Required action:
Each line of the data below holding the word "catalogue" must be copied.

Records for this exercise:
Content starts
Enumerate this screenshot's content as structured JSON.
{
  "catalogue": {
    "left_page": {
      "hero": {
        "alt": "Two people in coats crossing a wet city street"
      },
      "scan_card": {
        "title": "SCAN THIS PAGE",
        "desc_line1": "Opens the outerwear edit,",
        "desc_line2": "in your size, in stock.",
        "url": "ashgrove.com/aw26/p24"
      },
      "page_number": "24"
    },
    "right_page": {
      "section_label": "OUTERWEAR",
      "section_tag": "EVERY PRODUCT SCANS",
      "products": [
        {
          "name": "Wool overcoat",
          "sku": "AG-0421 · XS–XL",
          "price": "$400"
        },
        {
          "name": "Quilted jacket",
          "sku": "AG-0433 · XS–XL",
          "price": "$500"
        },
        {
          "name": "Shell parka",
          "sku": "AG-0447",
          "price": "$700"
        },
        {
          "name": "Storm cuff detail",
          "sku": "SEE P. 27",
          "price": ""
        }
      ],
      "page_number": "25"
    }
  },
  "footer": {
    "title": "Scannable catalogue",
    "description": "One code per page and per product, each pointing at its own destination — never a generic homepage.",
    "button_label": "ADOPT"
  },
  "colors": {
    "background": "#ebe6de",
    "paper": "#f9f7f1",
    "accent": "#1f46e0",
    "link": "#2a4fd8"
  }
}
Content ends
Task answer:
  "catalogue": {
    "title": "Scannable catalogue",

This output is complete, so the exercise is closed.